Each series is hoping to attract more viewers and increase revenue. That is why these changes have occurred though neither has accomplished their goals. Formula One saw more viewership just from having a docuseries on Netflix, not because of the sprint races. NASCAR is trying to do the same, but if a streaming series is what increases viewership by 10%, 20% or 30%, then the playoff format and deciding the champions this way is not the answer.

These changes have been a step away from tradition, not that change is a bad thing, but when change isn't solving a problem, it must be asked if it was ever warranted. Formula One could abandon the sprint format tomorrow and no one would realize it was gone, yet it seem insistent on making it work. The same goes for NASCAR and its championship format. NASCAR could revert to a season-long aggregate and no one outside those who are already watching, who are arguably already unsatisfied, would notice the change. 

Neither are working as intended. Instead of continuing onward and calling either a success, it is time for re-valuation even if it means abandoning ship altogether. 

There does not seem to be fanfare for either the sprint format in Formula One or the elimination, winner-take-all finale in NASCAR. Isn't it time to start listening to what people actually want instead of making a change and hoping people will like it out of the blue with no evidence to suggest otherwise?

Champions From the Weekend
You know about Ryan Blaney and Ben Rhodes, but did you know...

Cole Custer clinched the NASCAR Grand National Series championship with a victory in the Phoenix finale

The #8 Toyota of Sébastien Buemi, Brendon Hartley and Ryō Hirakawa clinched the World Endurance Drviers' Championship with victory in the 8 Hours of Bahrain. 

The #41 Team WRT Oreca-Gibson of Louis Delétraz, Robert Kubica and Rui Andrade clinched the FIA Endurance Trophy for LMP2 Drivers championship with victory in the LMP2 class at Bahrain.

The #36 TGT Team au TOM's Toyota of Sho Tsuboi and Ritomo Miyata clinched the Super GT GT500 championship with victory in the Motegi finale.

The #52 Saitama Tooyopet GreenBrave Toyota of Hiroki Yoshida and Kohta Kawaai clinched the Super GT GT300 championship with a seventh in the Motegi finale.

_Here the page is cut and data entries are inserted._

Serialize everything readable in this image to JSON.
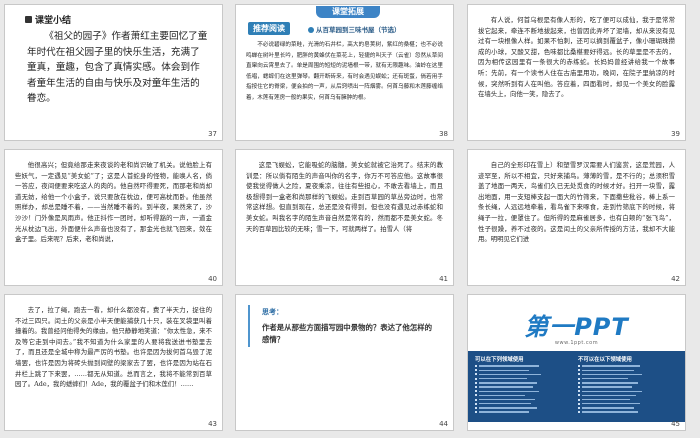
{
  "slides": [
    {
      "number": "37",
      "heading": "课堂小结",
      "text": "《祖父的园子》作者萧红主要回忆了童年时代在祖父园子里的快乐生活，充满了童真，童趣，包含了真情实感。体会到作者童年生活的自由与快乐及对童年生活的眷恋。"
    },
    {
      "number": "38",
      "banner": "课堂拓展",
      "tag": "推荐阅读",
      "source": "从百草园到三味书屋（节选）",
      "text": "不必说碧绿的菜畦，光滑的石井栏，高大的皂荚树，紫红的桑椹；也不必说鸣蝉在树叶里长吟，肥胖的黄蜂伏在菜花上，轻捷的叫天子（云雀）忽然从草间直窜向云霄里去了。单是周围的短短的泥墙根一带，就有无限趣味。油蛉在这里低唱，蟋蟀们在这里弹琴。翻开断砖来，有时会遇见蜈蚣；还有斑蝥，倘若用手指按住它的脊梁，便会拍的一声，从后窍喷出一阵烟雾。何首乌藤和木莲藤缠络着，木莲有莲房一般的果实，何首乌有臃肿的根。"
    },
    {
      "number": "39",
      "text": "有人说，何首乌根是有像人形的，吃了便可以成仙，我于是常常拔它起来，牵连不断地拔起来，也曾因此弄坏了泥墙，却从来没有见过有一块根像人样。如果不怕刺，还可以摘到覆盆子，像小珊瑚珠攒成的小球，又酸又甜，色味都比桑椹要好得远。长的草里是不去的，因为相传这园里有一条很大的赤练蛇。长妈妈曾经讲给我一个故事听：先前，有一个读书人住在古庙里用功，晚间，在院子里纳凉的时候，突然听到有人在叫他。答应着，四面看时，却见一个美女的脸露在墙头上，向他一笑，隐去了。"
    },
    {
      "number": "40",
      "text": "他很高兴；但竟给那走来夜谈的老和尚识破了机关。说他脸上有些妖气，一定遇见“美女蛇”了；这是人首蛇身的怪物，能唤人名，倘一答应，夜间便要来吃这人的肉的。他自然吓得要死，而那老和尚却道无妨，给他一个小盒子，说只要放在枕边，便可高枕而卧。他虽然照样办，却总是睡不着，——当然睡不着的。到半夜，果然来了，沙沙沙！门外像是风雨声。他正抖作一团时，却听得豁的一声，一道金光从枕边飞出，外面便什么声音也没有了，那金光也就飞回来，敛在盒子里。后来呢？后来，老和尚说，"
    },
    {
      "number": "41",
      "text": "这是飞蜈蚣，它能吸蛇的脑髓，美女蛇就被它治死了。结末的教训是：所以倘有陌生的声音叫你的名字，你万不可答应他。这故事很使我觉得做人之险，夏夜乘凉，往往有些担心，不敢去看墙上，而且极想得到一盒老和尚那样的飞蜈蚣。走到百草园的草丛旁边时，也常常这样想。但直到现在，总还是没有得到，但也没有遇见过赤练蛇和美女蛇。叫我名字的陌生声音自然是常有的，然而都不是美女蛇。冬天的百草园比较的无味；雪一下，可就两样了。拍雪人（将"
    },
    {
      "number": "42",
      "text": "自己的全形印在雪上）和塑雪罗汉需要人们鉴赏，这是荒园，人迹罕至，所以不相宜，只好来捕鸟。薄薄的雪，是不行的；总须积雪盖了地面一两天，鸟雀们久已无处觅食的时候才好。扫开一块雪，露出地面，用一支短棒支起一面大的竹筛来，下面撒些秕谷，棒上系一条长绳，人远远地牵着，看鸟雀下来啄食，走到竹筛底下的时候，将绳子一拉，便罩住了。但所得的是麻雀居多，也有白颊的“张飞鸟”，性子很躁，养不过夜的。这是闰土的父亲所传授的方法，我却不大能用。明明见它们进"
    },
    {
      "number": "43",
      "text": "去了，拉了绳，跑去一看，却什么都没有，费了半天力，捉住的不过三四只。闰土的父亲是小半天便能捕获几十只，装在叉袋里叫着撞着的。我曾经问他得失的缘由，他只静静地笑道：“你太性急，来不及等它走到中间去。”我不知道为什么家里的人要将我送进书塾里去了，而且还是全城中称为最严厉的书塾。也许是因为拔何首乌毁了泥墙罢，也许是因为将砖头抛到间壁的梁家去了罢，也许是因为站在石井栏上跳了下来罢，……都无从知道。总而言之，我将不能常到百草园了。Ade，我的蟋蟀们！Ade，我的覆盆子们和木莲们！……"
    },
    {
      "number": "44",
      "label": "思考：",
      "question": "作者是从那些方面描写园中景物的？表达了他怎样的感情？"
    },
    {
      "number": "45",
      "brand": "第一PPT",
      "brand_sub": "www.1ppt.com",
      "left_title": "可以在下列领域使用",
      "right_title": "不可以在以下领域使用"
    }
  ]
}
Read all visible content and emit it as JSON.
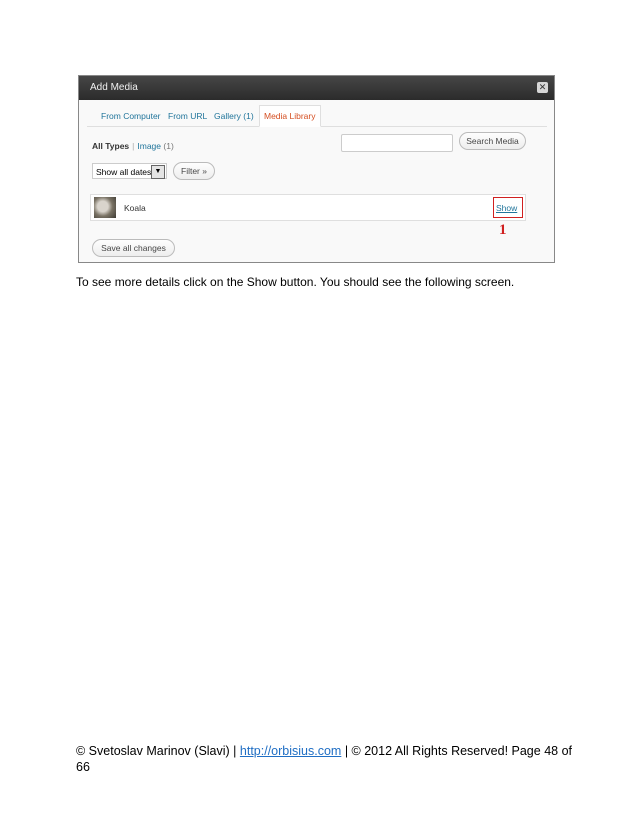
{
  "screenshot": {
    "title": "Add Media",
    "close_icon": "close-icon",
    "tabs": [
      {
        "label": "From Computer",
        "active": false
      },
      {
        "label": "From URL",
        "active": false
      },
      {
        "label": "Gallery (1)",
        "active": false
      },
      {
        "label": "Media Library",
        "active": true
      }
    ],
    "types": {
      "all_label": "All Types",
      "separator": "|",
      "image_label": "Image",
      "image_count": "(1)"
    },
    "search": {
      "placeholder": "",
      "button_label": "Search Media"
    },
    "dates_select": {
      "value": "Show all dates",
      "icon": "chevron-down-icon"
    },
    "filter_label": "Filter »",
    "item": {
      "name": "Koala",
      "show_label": "Show",
      "marker": "1"
    },
    "save_label": "Save all changes"
  },
  "body_text": "To see more details click on the Show button. You should see the following screen.",
  "footer": {
    "prefix": "© Svetoslav Marinov (Slavi) | ",
    "link": "http://orbisius.com",
    "suffix": " | © 2012 All Rights Reserved! Page 48 of 66"
  },
  "colors": {
    "link": "#21759b",
    "active_tab": "#d54e21",
    "annotation": "#d02020"
  }
}
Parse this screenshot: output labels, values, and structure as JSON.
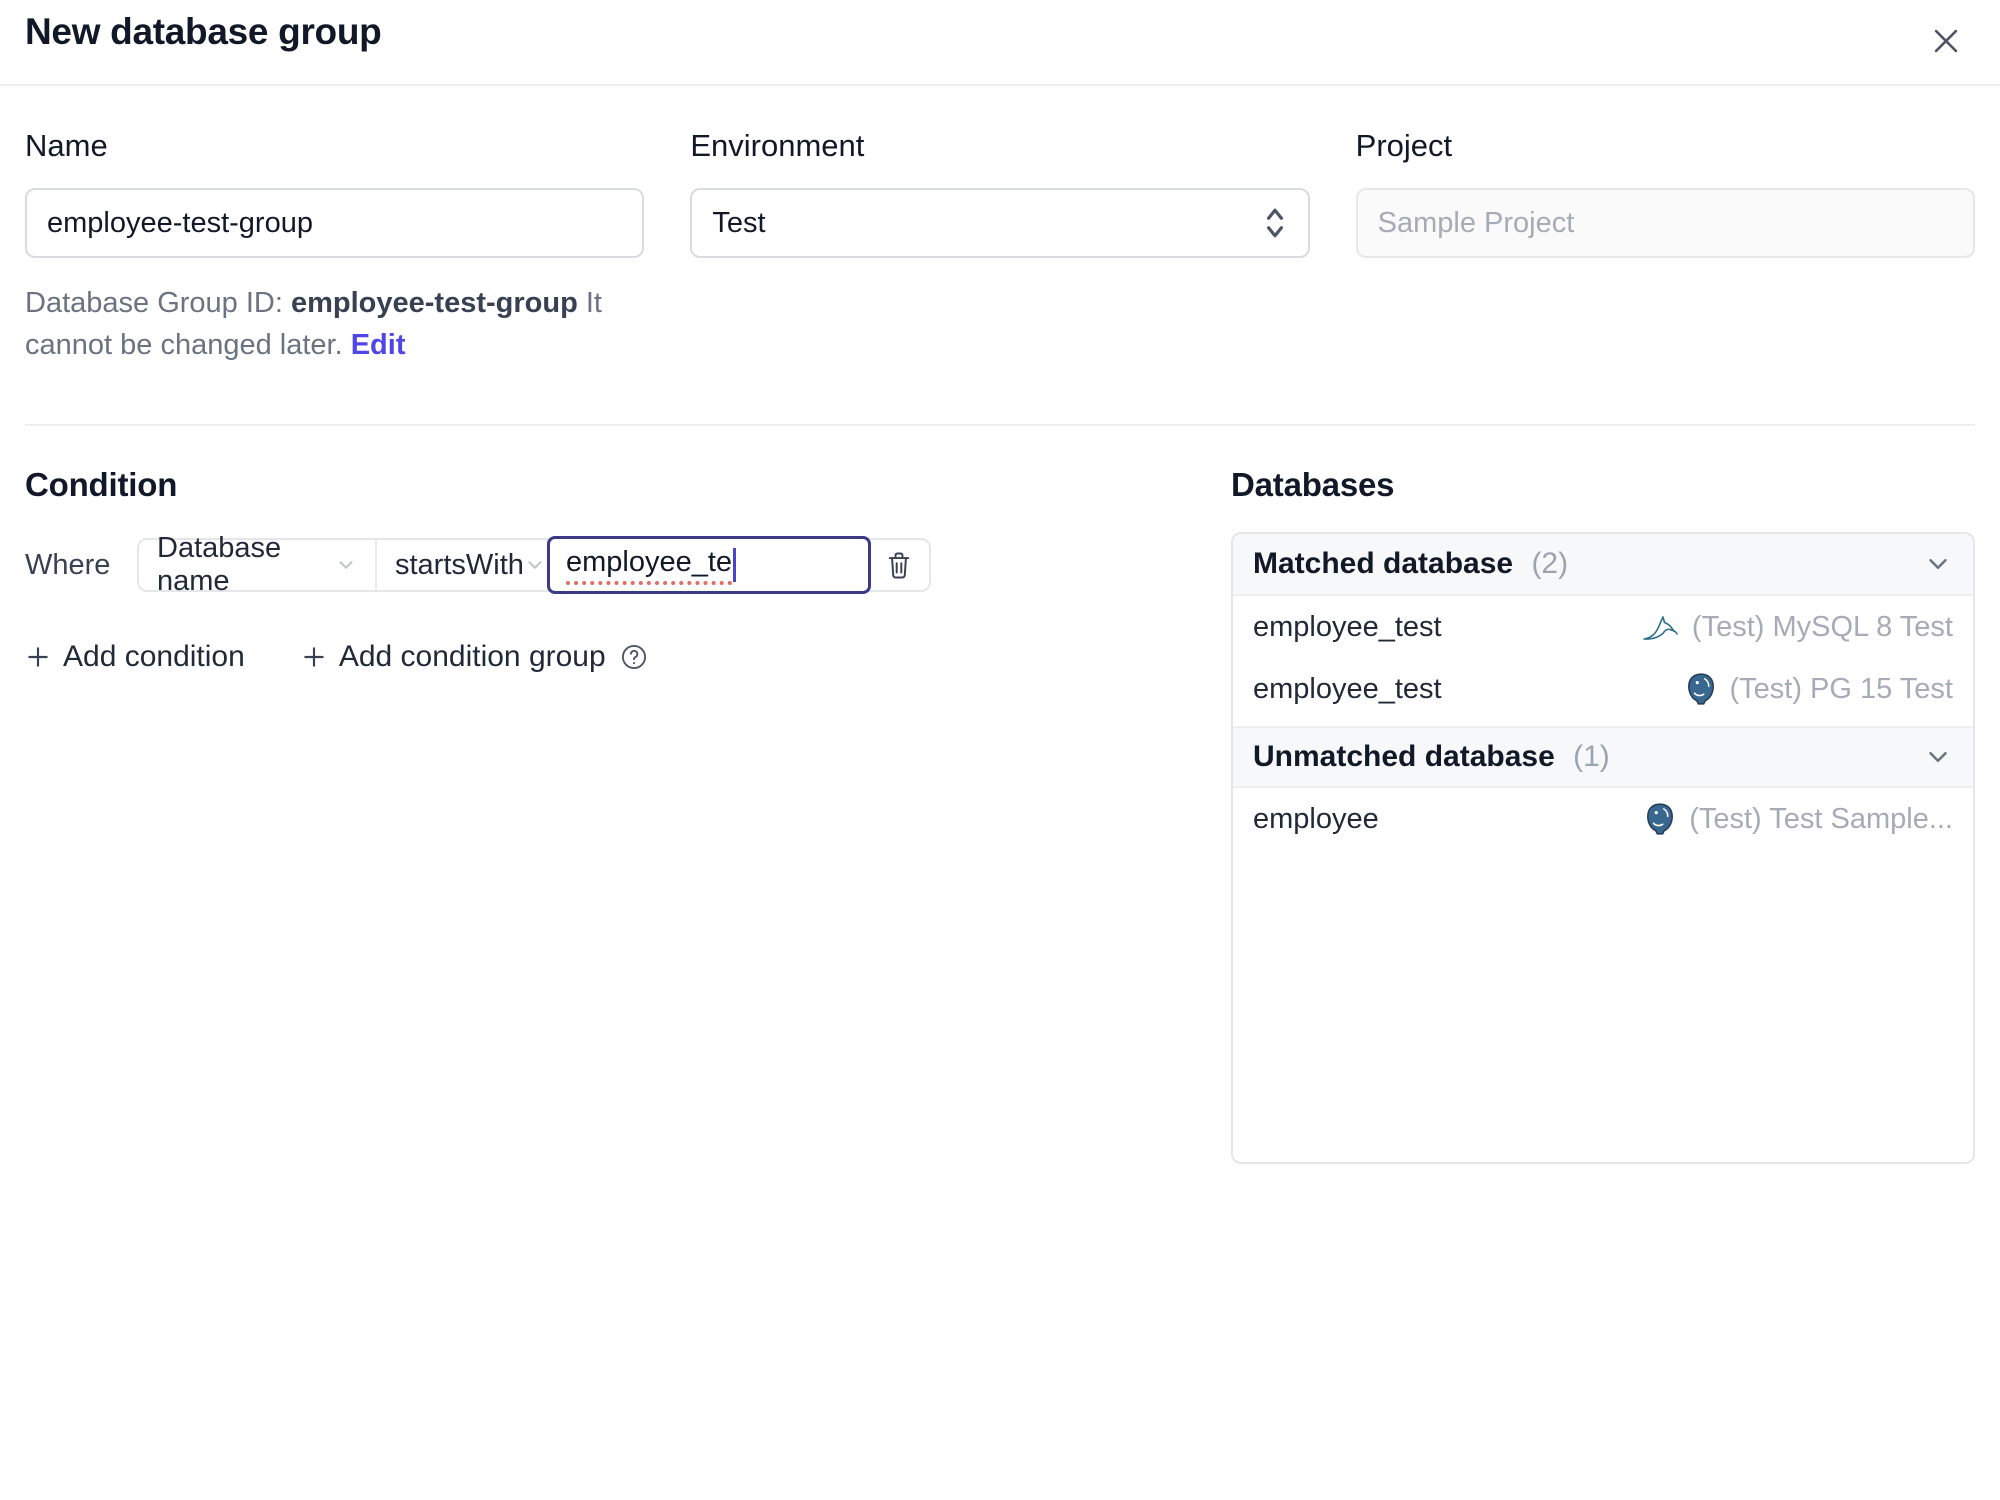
{
  "dialog": {
    "title": "New database group"
  },
  "form": {
    "name": {
      "label": "Name",
      "value": "employee-test-group"
    },
    "environment": {
      "label": "Environment",
      "value": "Test"
    },
    "project": {
      "label": "Project",
      "value": "Sample Project"
    },
    "group_id_note": {
      "prefix": "Database Group ID: ",
      "id": "employee-test-group",
      "suffix": " It cannot be changed later. ",
      "edit_label": "Edit"
    }
  },
  "condition": {
    "heading": "Condition",
    "where_label": "Where",
    "field_selector": "Database name",
    "operator_selector": "startsWith",
    "value_input": "employee_te",
    "add_condition_label": "Add condition",
    "add_condition_group_label": "Add condition group"
  },
  "databases": {
    "heading": "Databases",
    "matched": {
      "title": "Matched database",
      "count": "(2)",
      "rows": [
        {
          "name": "employee_test",
          "instance": "(Test) MySQL 8 Test",
          "engine": "mysql"
        },
        {
          "name": "employee_test",
          "instance": "(Test) PG 15 Test",
          "engine": "postgres"
        }
      ]
    },
    "unmatched": {
      "title": "Unmatched database",
      "count": "(1)",
      "rows": [
        {
          "name": "employee",
          "instance": "(Test) Test Sample...",
          "engine": "postgres"
        }
      ]
    }
  },
  "colors": {
    "accent": "#4f46e5",
    "focus_border": "#3d3a85",
    "spellcheck_red": "#e06c66",
    "mysql_teal": "#2e6f8e",
    "postgres_blue": "#38678f",
    "header_bg": "#f7f8f9"
  }
}
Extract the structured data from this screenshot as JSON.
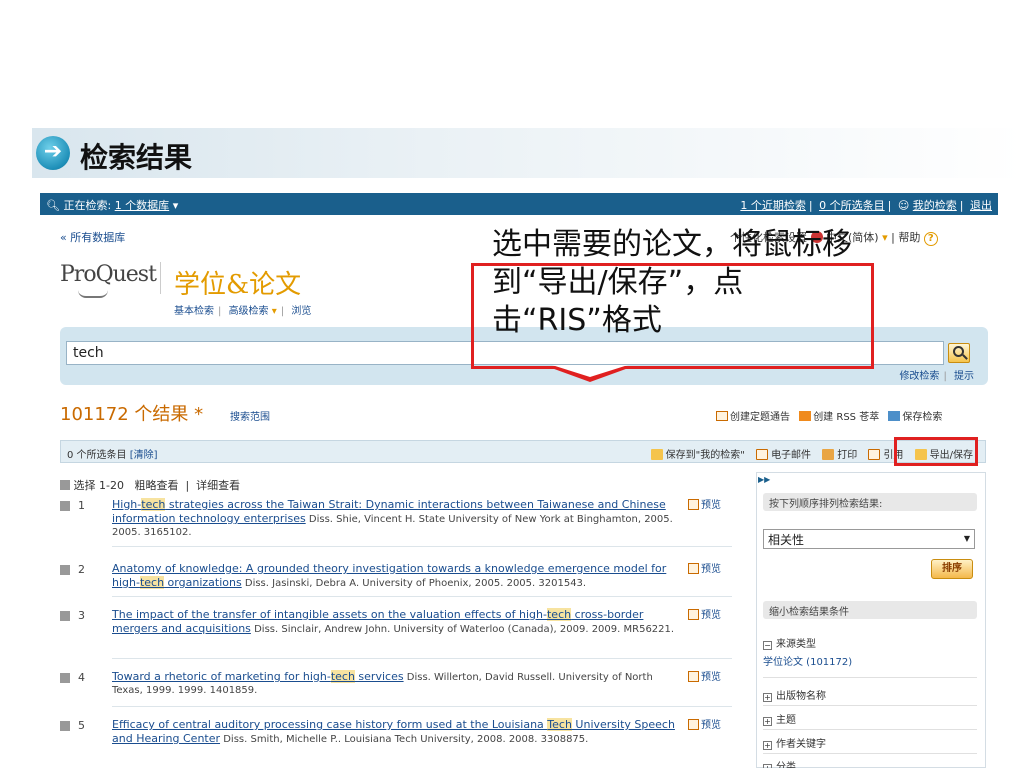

Winners From the Weekend
You know about plenty of winners already, but did you know...

Max Verstappen won the Brazilian Grand Prix and won the sprint race.

The #85 Iron Dames Porsche of Sarah Bovy, Rahel Frey and Michelle Gattting won GTE-Am class in the 8 Hours of Bahrain.

Ross Chastain won the NASCAR Cup race from Phoenix, his second victory of the season. Christian Eckes won the Truck race, his fourth victory of the season.

The #88 JLOC Lamborghini of Takashi Kogure and Yuya Motojima won in GT300 in the Super GT race from Motegi.

Coming Up This Weekend
One more race in the Asia-Pacific for MotoGP, a round in Malaysia... and that is it. No really, that is all I have on my calendar. There must be some other series out there competing.